:: Data for analysis ::
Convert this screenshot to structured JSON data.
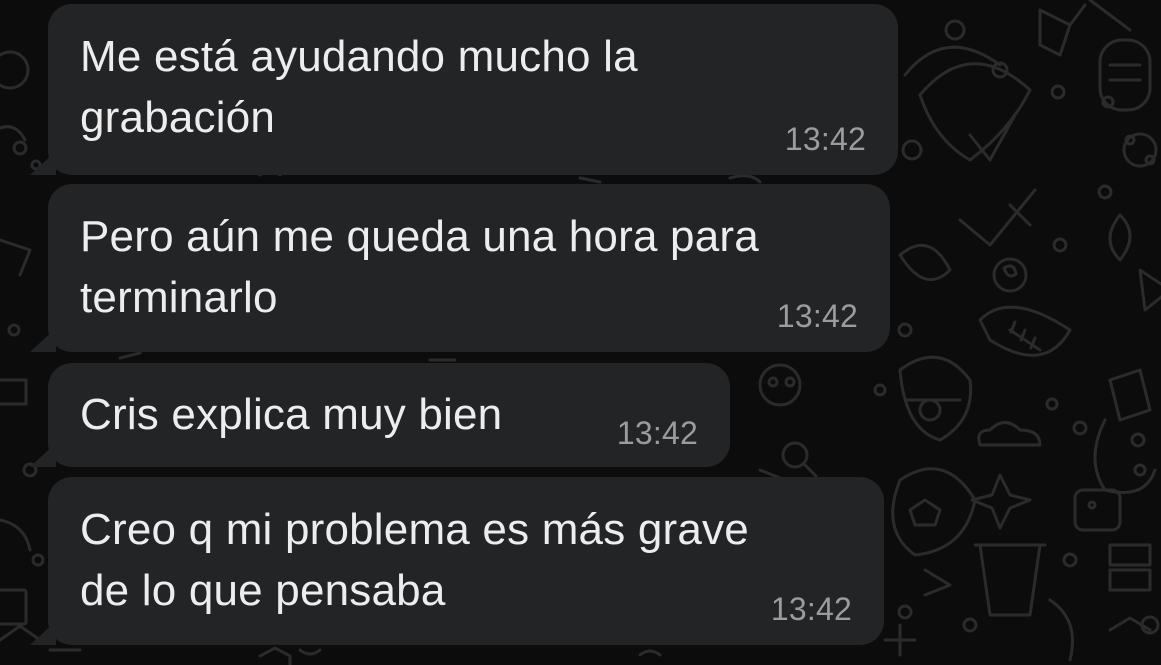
{
  "conversation": {
    "messages": [
      {
        "text": "Me está ayudando mucho la\ngrabación",
        "time": "13:42"
      },
      {
        "text": "Pero aún me queda una hora para\nterminarlo",
        "time": "13:42"
      },
      {
        "text": "Cris explica muy bien",
        "time": "13:42"
      },
      {
        "text": "Creo q mi problema es más grave\nde lo que pensaba",
        "time": "13:42"
      }
    ]
  },
  "theme": {
    "background": "#0c0c0c",
    "bubble": "#222426",
    "text": "#ededed",
    "timestamp": "#9a9c9e",
    "doodle": "#2a2a2a"
  }
}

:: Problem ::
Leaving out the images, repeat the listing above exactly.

:: Your response ::
Convert this screenshot to structured JSON data.
{
  "conversation": {
    "messages": [
      {
        "text": "Me está ayudando mucho la\ngrabación",
        "time": "13:42"
      },
      {
        "text": "Pero aún me queda una hora para\nterminarlo",
        "time": "13:42"
      },
      {
        "text": "Cris explica muy bien",
        "time": "13:42"
      },
      {
        "text": "Creo q mi problema es más grave\nde lo que pensaba",
        "time": "13:42"
      }
    ]
  },
  "theme": {
    "background": "#0c0c0c",
    "bubble": "#222426",
    "text": "#ededed",
    "timestamp": "#9a9c9e",
    "doodle": "#2a2a2a"
  }
}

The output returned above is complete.